DOCTOR'S VIEW ARCHIVE
Fatal Dog Attacks
ATLANTA & WASHINGTON--Dog bite injuries can lead to serious infections (such as tetanus and rabies), disability, deformity, and occasionally death. Most of these injuries are preventable.
The National Center for Injury Prevention and Control, the Center for Disease Control and Prevention, and the Humane Society of the United States recently updated data on fatal dog bites for the period 1989 to 1994.
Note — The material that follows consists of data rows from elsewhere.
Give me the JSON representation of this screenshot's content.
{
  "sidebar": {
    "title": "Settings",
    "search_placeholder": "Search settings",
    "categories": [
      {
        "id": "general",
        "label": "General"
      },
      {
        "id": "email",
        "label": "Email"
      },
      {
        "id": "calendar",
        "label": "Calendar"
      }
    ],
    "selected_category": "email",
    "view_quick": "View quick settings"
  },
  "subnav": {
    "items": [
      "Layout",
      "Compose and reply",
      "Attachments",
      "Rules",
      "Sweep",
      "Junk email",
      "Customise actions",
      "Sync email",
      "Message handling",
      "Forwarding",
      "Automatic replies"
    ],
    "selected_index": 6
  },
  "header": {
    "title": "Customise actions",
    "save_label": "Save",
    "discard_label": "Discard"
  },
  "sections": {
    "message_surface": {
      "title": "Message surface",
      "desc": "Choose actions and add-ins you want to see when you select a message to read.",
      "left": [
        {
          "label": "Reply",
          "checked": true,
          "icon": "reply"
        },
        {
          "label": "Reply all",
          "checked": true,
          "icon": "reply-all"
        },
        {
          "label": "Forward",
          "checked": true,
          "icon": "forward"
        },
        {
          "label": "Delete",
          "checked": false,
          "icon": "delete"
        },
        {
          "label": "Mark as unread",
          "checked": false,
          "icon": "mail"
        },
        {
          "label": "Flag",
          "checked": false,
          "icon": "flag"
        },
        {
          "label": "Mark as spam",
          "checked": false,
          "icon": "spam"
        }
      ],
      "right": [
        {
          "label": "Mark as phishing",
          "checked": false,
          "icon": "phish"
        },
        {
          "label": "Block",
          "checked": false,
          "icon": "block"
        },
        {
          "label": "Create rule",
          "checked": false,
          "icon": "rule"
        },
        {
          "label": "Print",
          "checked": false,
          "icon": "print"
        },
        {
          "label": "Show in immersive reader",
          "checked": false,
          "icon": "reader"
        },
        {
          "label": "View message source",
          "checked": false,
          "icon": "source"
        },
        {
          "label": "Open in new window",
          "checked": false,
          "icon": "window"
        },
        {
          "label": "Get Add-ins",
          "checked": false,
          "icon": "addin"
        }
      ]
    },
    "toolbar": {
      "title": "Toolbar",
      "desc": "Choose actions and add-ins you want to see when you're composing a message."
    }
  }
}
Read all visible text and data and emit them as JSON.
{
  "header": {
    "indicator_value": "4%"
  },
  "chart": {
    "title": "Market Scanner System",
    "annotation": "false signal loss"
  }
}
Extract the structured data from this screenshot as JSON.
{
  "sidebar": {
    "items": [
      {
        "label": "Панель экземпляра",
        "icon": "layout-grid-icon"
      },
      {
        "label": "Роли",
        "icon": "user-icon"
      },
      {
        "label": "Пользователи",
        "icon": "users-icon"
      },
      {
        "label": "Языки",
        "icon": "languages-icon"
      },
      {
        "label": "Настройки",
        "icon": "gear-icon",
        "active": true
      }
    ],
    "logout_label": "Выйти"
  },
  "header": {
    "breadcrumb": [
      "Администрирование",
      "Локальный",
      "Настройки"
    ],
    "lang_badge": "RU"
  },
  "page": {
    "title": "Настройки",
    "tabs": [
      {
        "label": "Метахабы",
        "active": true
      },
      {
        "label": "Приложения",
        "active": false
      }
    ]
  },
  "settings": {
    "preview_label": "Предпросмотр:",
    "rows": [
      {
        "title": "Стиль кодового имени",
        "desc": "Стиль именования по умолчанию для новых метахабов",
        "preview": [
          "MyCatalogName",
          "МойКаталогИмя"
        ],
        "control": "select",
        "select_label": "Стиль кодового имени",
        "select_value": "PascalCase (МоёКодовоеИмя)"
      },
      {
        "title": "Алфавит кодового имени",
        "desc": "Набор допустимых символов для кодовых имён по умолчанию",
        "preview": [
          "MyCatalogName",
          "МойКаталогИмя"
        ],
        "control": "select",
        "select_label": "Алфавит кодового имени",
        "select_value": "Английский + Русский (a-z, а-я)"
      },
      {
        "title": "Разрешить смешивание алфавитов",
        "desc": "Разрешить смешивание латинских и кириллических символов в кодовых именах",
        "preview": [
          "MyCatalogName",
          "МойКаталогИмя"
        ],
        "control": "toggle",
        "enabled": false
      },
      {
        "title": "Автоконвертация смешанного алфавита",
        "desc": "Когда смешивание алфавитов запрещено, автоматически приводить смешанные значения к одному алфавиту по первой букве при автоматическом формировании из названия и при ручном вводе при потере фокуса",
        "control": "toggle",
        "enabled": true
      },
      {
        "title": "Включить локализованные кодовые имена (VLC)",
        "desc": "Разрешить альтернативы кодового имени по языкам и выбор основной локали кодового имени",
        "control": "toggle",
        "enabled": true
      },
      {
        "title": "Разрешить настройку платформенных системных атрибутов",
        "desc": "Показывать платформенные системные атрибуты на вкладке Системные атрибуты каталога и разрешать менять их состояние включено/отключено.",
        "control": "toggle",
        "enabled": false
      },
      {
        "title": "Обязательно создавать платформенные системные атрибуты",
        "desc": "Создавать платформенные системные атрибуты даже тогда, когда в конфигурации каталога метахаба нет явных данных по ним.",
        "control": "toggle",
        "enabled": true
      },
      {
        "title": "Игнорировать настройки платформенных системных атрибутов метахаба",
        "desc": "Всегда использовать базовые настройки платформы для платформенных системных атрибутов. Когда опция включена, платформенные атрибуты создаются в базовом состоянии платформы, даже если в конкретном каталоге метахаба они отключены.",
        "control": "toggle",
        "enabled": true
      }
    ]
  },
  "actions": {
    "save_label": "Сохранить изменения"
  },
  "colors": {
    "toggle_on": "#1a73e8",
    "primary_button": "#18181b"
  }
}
In the 6-year study published in the medical journal PEDIATRICS (Vol.97 No. 6, 891-5), Jeffrey J. Sacks, M.D. and associates reported the finding of 109 bite-related fatalities. They found that 57% of the deaths were in children under 10 years of age. 22% of the deaths involved an unrestrained dog OFF the owner's property. 18% of the deaths involved a restrained dog ON the owner's property, and 59% of the deaths involved an unrestrained dog ON the owner's property.
The researchers also found that 10% of the dog bite attacks involved sleeping infants.
The most commonly reported dog breeds involved were pit bulls (24 deaths), followed by rottweilers (16 deaths), and German shepherds (10 deaths). The authors point out that many breeds, however, are involved in the problem.
The death rate from dog bite-related fatalities (18 deaths per year) in the 6-year study period remained relatively constant compared with the prior 10 years.
The authors emphasized that "most of the factors contributing
to dog bites are related to the level of responsibility exercised
by dog owners." They recommend public education about dogs
and dog ownership. In this regard, the authors suggest the following
guidelines for parents and children:
The authors add in conclusion that "it is important to recognized that most of the 52 million dogs in this country never bite or kill anyone. However, the problems caused by the highly visible minority of animals and their owners have far-reaching consequences."
Last Editorial Review: 5/2/2002